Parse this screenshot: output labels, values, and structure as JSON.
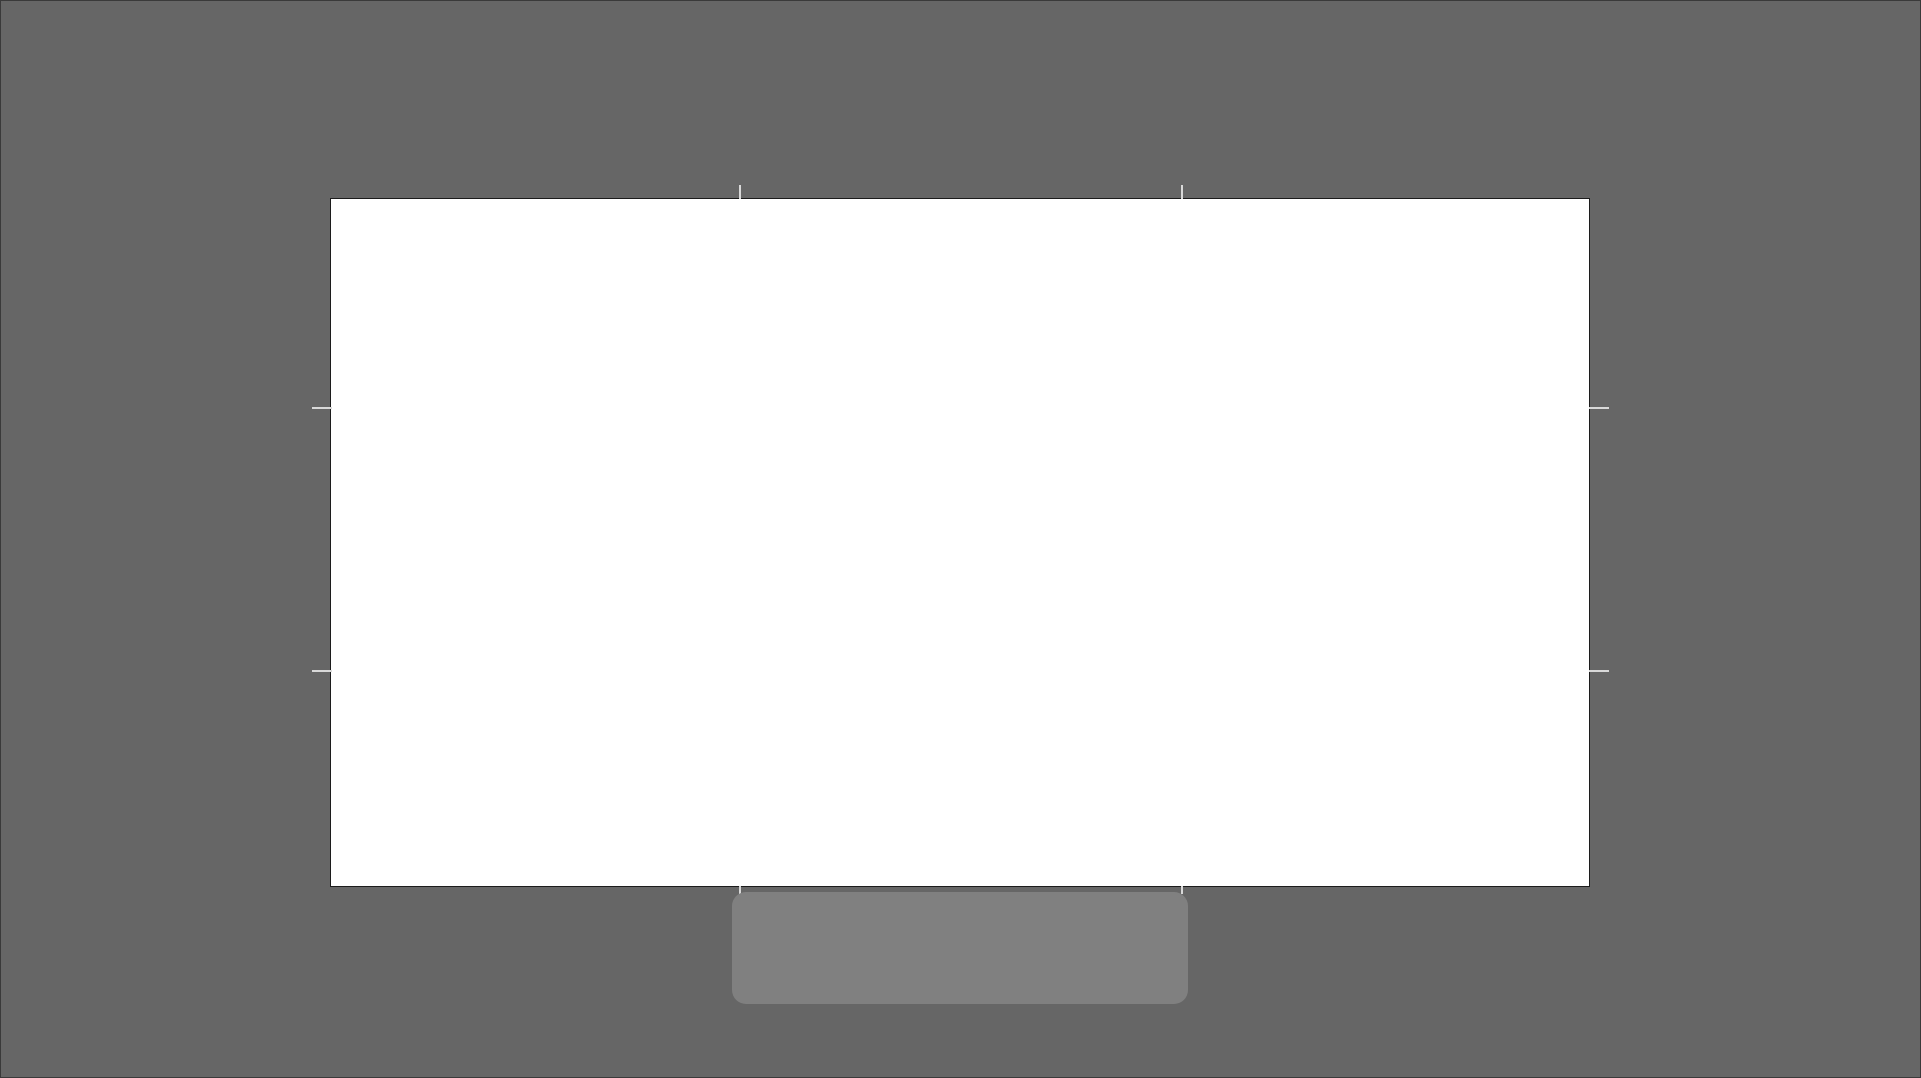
{
  "colors": {
    "background": "#666666",
    "canvas": "#ffffff",
    "canvas_border": "#1c1c1c",
    "crop_marks": "#d9d9d9",
    "toolbar_panel": "#808080"
  },
  "canvas": {
    "content": ""
  },
  "toolbar": {
    "label": ""
  }
}
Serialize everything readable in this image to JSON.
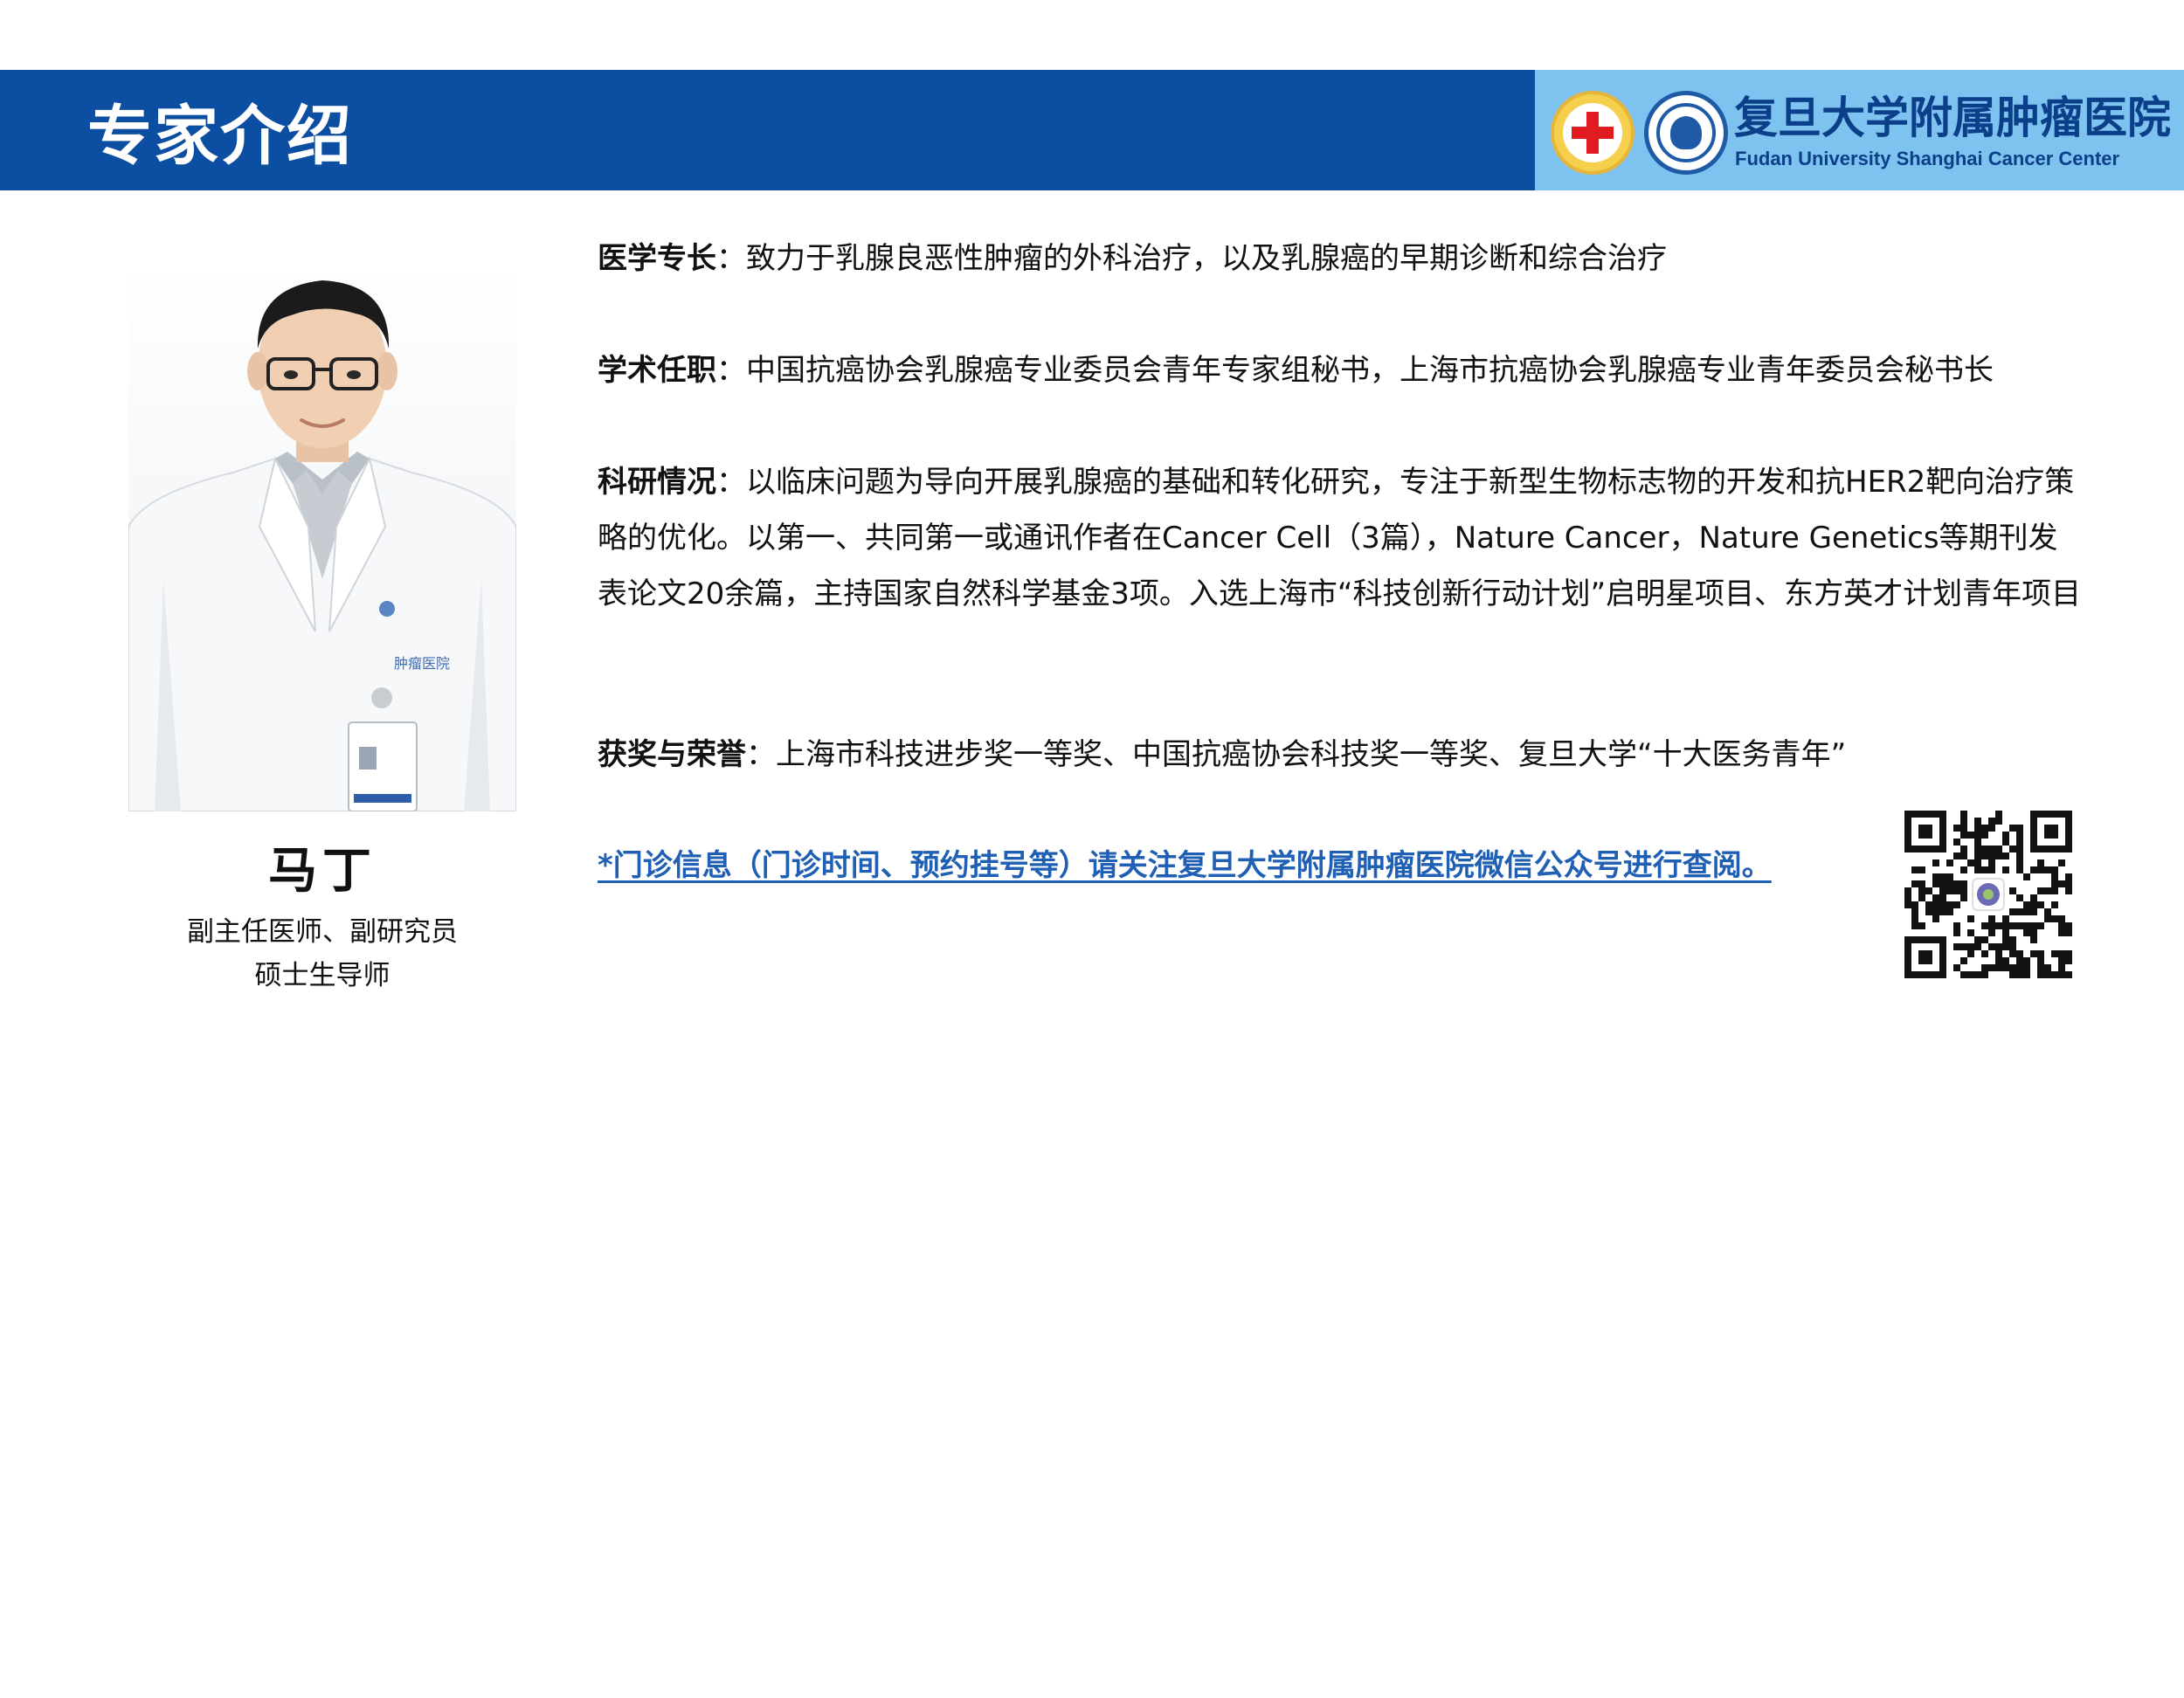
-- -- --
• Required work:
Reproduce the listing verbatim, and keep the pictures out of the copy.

• Answer below:
Parse this screenshot: output labels, values, and structure as JSON.
{
  "colors": {
    "background": "#666666",
    "canvas": "#ffffff",
    "canvas_border": "#1c1c1c",
    "crop_marks": "#d9d9d9",
    "toolbar_panel": "#808080"
  },
  "canvas": {
    "content": ""
  },
  "toolbar": {
    "label": ""
  }
}
Serialize everything readable in this image to JSON.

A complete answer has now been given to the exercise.